Scientists at the National Institute of Allergy and Infectious Diseases (NIAID), part of the National Institutes of Health, have demonstrated why certain immune cells chronically exposed to HIV shut down, and how they can be reactivated.
Healthy B cells have a balanced mix of surface proteins that the immune system can use, like the gas pedal and brake of a car, either to activate the cell or to damp down its activity. However, in people with long-term HIV infection who have not begun antiretroviral therapy, their B cells—responsible for producing anti-HIV antibodies—display a surplus of inhibitory receptors, the surface proteins used to apply the brakes on a B cell. Scientists from the NIAID Laboratory of Immunoregulation led by Lela Kardava, Ph.D., Susan Moir, Ph.D., and Anthony S. Fauci, M.D., NIAID Director and Chief of the laboratory, wanted to know if this phenomenon can help explain why B cells become "exhausted" and essentially shut down in people who are HIV-infected but treatment-naive.
To test their hypothesis, the scientists used molecules called small interfering RNAs (siRNAs), which acted at the genetic level to prevent exhausted B cells from replenishing inhibitory receptors. After treatment with siRNAs, the exhausted cells responded more normally to conditions that typically would spur a B cell into action, such as the presence of a virus, demonstrating that the excess of inhibitory receptors may explain why exhausted B cells are so unresponsive.

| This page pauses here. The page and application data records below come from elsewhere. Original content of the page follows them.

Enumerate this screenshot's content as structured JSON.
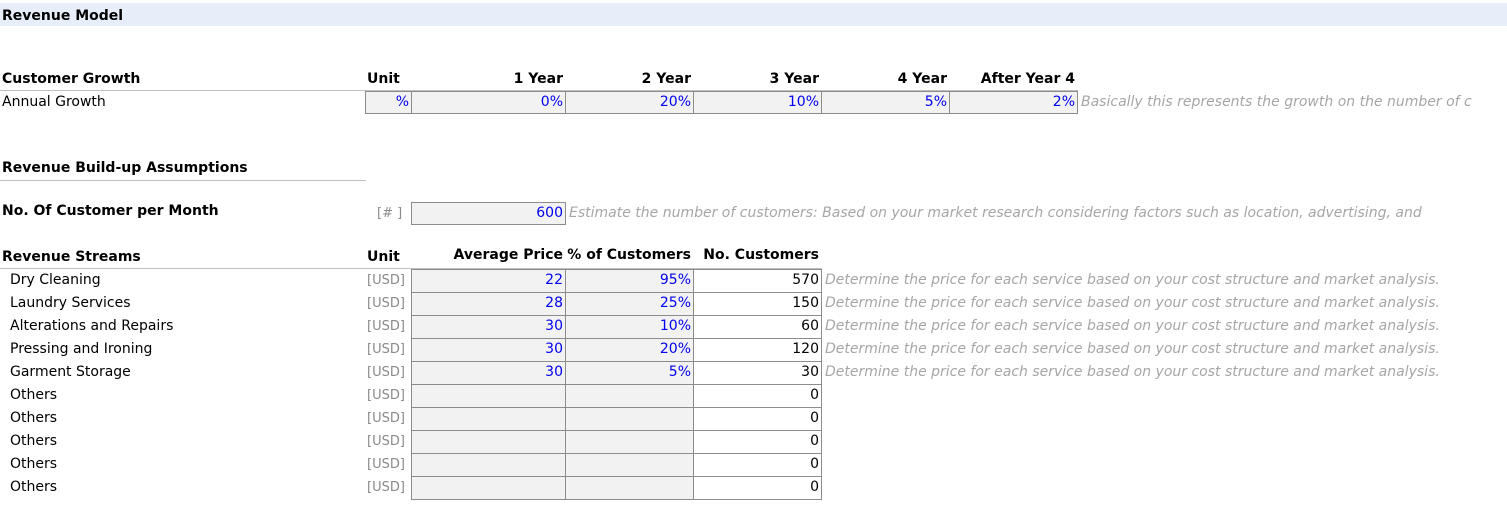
{
  "title": "Revenue Model",
  "customer_growth": {
    "heading": "Customer Growth",
    "headers": [
      "Unit",
      "1 Year",
      "2 Year",
      "3 Year",
      "4 Year",
      "After Year 4"
    ],
    "row_label": "Annual Growth",
    "unit": "%",
    "values": [
      "0%",
      "20%",
      "10%",
      "5%",
      "2%"
    ],
    "note": "Basically this represents the growth on the number of c"
  },
  "assumptions": {
    "heading": "Revenue Build-up Assumptions",
    "customers_label": "No. Of Customer per Month",
    "customers_unit": "[# ]",
    "customers_value": "600",
    "customers_note": "Estimate the number of customers: Based on your market research considering factors such as location, advertising, and"
  },
  "streams": {
    "heading": "Revenue Streams",
    "headers": [
      "Unit",
      "Average Price",
      "% of Customers",
      "No. Customers"
    ],
    "rows": [
      {
        "name": "Dry Cleaning",
        "unit": "[USD]",
        "price": "22",
        "pct": "95%",
        "customers": "570",
        "note": "Determine the price for each service based on your cost structure and market analysis."
      },
      {
        "name": "Laundry Services",
        "unit": "[USD]",
        "price": "28",
        "pct": "25%",
        "customers": "150",
        "note": "Determine the price for each service based on your cost structure and market analysis."
      },
      {
        "name": "Alterations and Repairs",
        "unit": "[USD]",
        "price": "30",
        "pct": "10%",
        "customers": "60",
        "note": "Determine the price for each service based on your cost structure and market analysis."
      },
      {
        "name": "Pressing and Ironing",
        "unit": "[USD]",
        "price": "30",
        "pct": "20%",
        "customers": "120",
        "note": "Determine the price for each service based on your cost structure and market analysis."
      },
      {
        "name": "Garment Storage",
        "unit": "[USD]",
        "price": "30",
        "pct": "5%",
        "customers": "30",
        "note": "Determine the price for each service based on your cost structure and market analysis."
      },
      {
        "name": "Others",
        "unit": "[USD]",
        "price": "",
        "pct": "",
        "customers": "0",
        "note": ""
      },
      {
        "name": "Others",
        "unit": "[USD]",
        "price": "",
        "pct": "",
        "customers": "0",
        "note": ""
      },
      {
        "name": "Others",
        "unit": "[USD]",
        "price": "",
        "pct": "",
        "customers": "0",
        "note": ""
      },
      {
        "name": "Others",
        "unit": "[USD]",
        "price": "",
        "pct": "",
        "customers": "0",
        "note": ""
      },
      {
        "name": "Others",
        "unit": "[USD]",
        "price": "",
        "pct": "",
        "customers": "0",
        "note": ""
      }
    ]
  },
  "colors": {
    "input_text": "#0000ee",
    "title_band": "#e7eef9",
    "note_text": "#a6a6a6"
  }
}
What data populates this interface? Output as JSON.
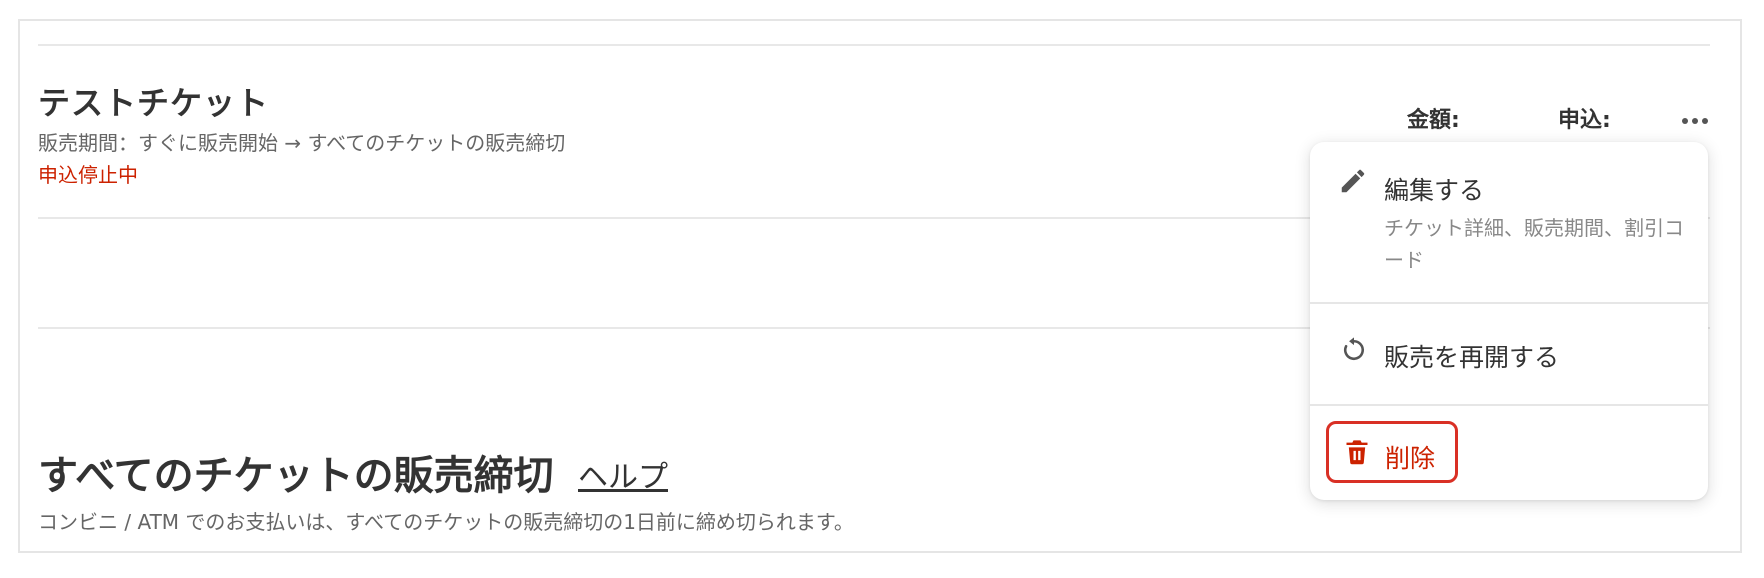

Because B cells generally are difficult to manipulate, the new siRNA-based approach may hold promise for scientists seeking to develop therapies to improve the human antibody response against HIV and other pathogens by altering the expression of specific B-cell genes.